I have been living a nomadic lifestyle over 5 years now. At times I have a home base for months and other times it is for days at a time. I have traversed the globe in various contexts - from teaching yoga at luxury island retreats centers overlooking grand vistas, to eco-communities hidden away in lush jungles. I have traded in monthly rent for plane tickets, and employment applications for visa forms. I have stepped away from what other people think I should do, and instead listened more closely to what I want to do. A dedicated yoga practice for over a decade has supported me with strength and clarity to uncover my purpose and highest capacity to impact the world.
At times my travels are filled with a loving partner beside me, family and friends who meet me for a week of relaxation, or community I meet along the way, however the reality of my travels is that I spend a lot of time on my own. I am often asked if I am ever afraid/bored/lonely and the simple answer is yes. There are plenty of times when I wish my loved ones could experience the magic of the tropical sunset before my eyes, share the same taste of exotic foods, experience the freedom felt from riding a motorbike through vast mountain ranges, or feel the same joy that permeates through me after a yoga practice in nature.
And of course there are times when I miss the comforts and support of home — familiar faces and rhythms, my own language, accessibility of fresh water and foods at my fingertips, and the safety and ease of the small town in New England where I grew up.
However the more I travel, the more I become comfortable within the discomfort…
The challenges are slowly becoming sacred spaces that grant me the practice of observation and acceptance. They are the tiny moments on a day to day basis that have big potential to show deep rooted patterns, fears and limitations. They invite me to embrace fully, shift my perspective and make more skillful decisions. While this process is not unique to traveling, they are personally most potent when I am on my own.
Traveling solo is a priceless experience, rich with opportunities of inner transformation.
It encourages us to move fearlessly into unknown territories and ignites our intuitive capacities. It demands that we fully trust and surrender — to remember that there is always a way to overcome obstacles. It opens us to a higher grace that reveals connection with everything and everyone, even in the most foreign of contexts.
But most importantly, when we are on our own, we are invited to embrace ourselves fully and to love ourselves unconditionally…
When I long for familiar faces, the people I love, and the comforts of home — I return to self-love. I sit with myself and allow the feelings of unknowing to be washed away by what is familiar and unchanging...my steady breathe, the rising sun and moon, a flat bit of earth to lay my mat out, and the practice of letting go and looking for the good. This practice brings me back time and time again to my inner sanctuary and sparks moments of contentment, peace and gratitude.
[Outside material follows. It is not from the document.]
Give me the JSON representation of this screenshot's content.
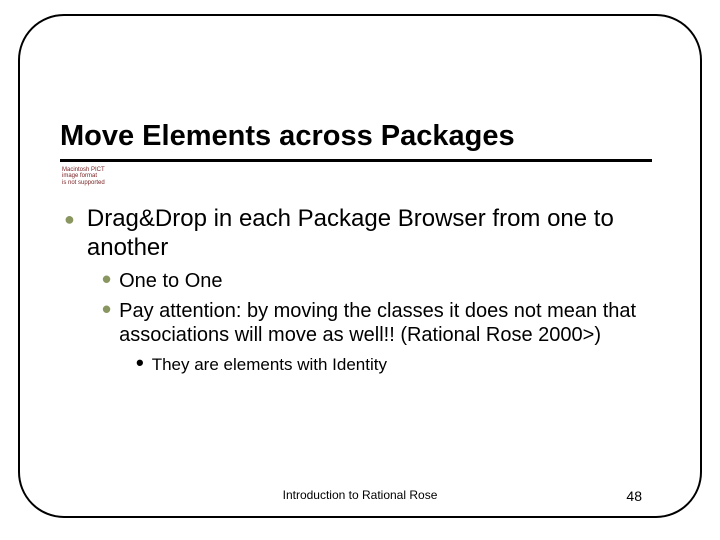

Sometimes the most transformational times during travel are the ones we don't expect or necessarily enjoy. Often they are the times when we are face to face with ourself and must look within for guidance. This process of recognizing, accepting and embracing all that is with an open heart is truly where the journey deepens.
As seen originally on Yoga Trade
LAUREN LEE is passionate about holistic health, exploring the world and empowering others to live vibrant and happy lives. Founder of Raise Your Beat, dedicated yogini and sun seeker, she lives for creating connection and enjoying simple pleasures. Read more about her here